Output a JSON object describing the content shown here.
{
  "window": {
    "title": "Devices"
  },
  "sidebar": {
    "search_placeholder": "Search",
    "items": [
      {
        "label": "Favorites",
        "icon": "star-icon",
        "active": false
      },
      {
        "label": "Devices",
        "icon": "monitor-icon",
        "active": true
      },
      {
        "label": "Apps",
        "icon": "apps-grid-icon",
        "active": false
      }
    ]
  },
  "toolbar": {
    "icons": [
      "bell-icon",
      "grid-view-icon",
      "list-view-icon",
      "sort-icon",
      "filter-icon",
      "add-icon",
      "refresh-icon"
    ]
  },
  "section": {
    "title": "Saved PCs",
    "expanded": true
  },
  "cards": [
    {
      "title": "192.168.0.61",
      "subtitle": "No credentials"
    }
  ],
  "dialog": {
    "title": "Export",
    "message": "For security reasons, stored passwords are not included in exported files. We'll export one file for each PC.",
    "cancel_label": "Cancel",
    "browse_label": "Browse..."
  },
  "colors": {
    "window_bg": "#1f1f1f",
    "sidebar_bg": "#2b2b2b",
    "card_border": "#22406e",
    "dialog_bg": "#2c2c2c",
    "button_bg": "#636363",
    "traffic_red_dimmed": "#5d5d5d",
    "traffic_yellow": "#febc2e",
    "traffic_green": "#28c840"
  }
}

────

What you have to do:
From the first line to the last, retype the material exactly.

Exercise response:
Output a JSON object describing the content shown here.
{
  "window": {
    "title": "Devices"
  },
  "sidebar": {
    "search_placeholder": "Search",
    "items": [
      {
        "label": "Favorites",
        "icon": "star-icon",
        "active": false
      },
      {
        "label": "Devices",
        "icon": "monitor-icon",
        "active": true
      },
      {
        "label": "Apps",
        "icon": "apps-grid-icon",
        "active": false
      }
    ]
  },
  "toolbar": {
    "icons": [
      "bell-icon",
      "grid-view-icon",
      "list-view-icon",
      "sort-icon",
      "filter-icon",
      "add-icon",
      "refresh-icon"
    ]
  },
  "section": {
    "title": "Saved PCs",
    "expanded": true
  },
  "cards": [
    {
      "title": "192.168.0.61",
      "subtitle": "No credentials"
    }
  ],
  "dialog": {
    "title": "Export",
    "message": "For security reasons, stored passwords are not included in exported files. We'll export one file for each PC.",
    "cancel_label": "Cancel",
    "browse_label": "Browse..."
  },
  "colors": {
    "window_bg": "#1f1f1f",
    "sidebar_bg": "#2b2b2b",
    "card_border": "#22406e",
    "dialog_bg": "#2c2c2c",
    "button_bg": "#636363",
    "traffic_red_dimmed": "#5d5d5d",
    "traffic_yellow": "#febc2e",
    "traffic_green": "#28c840"
  }
}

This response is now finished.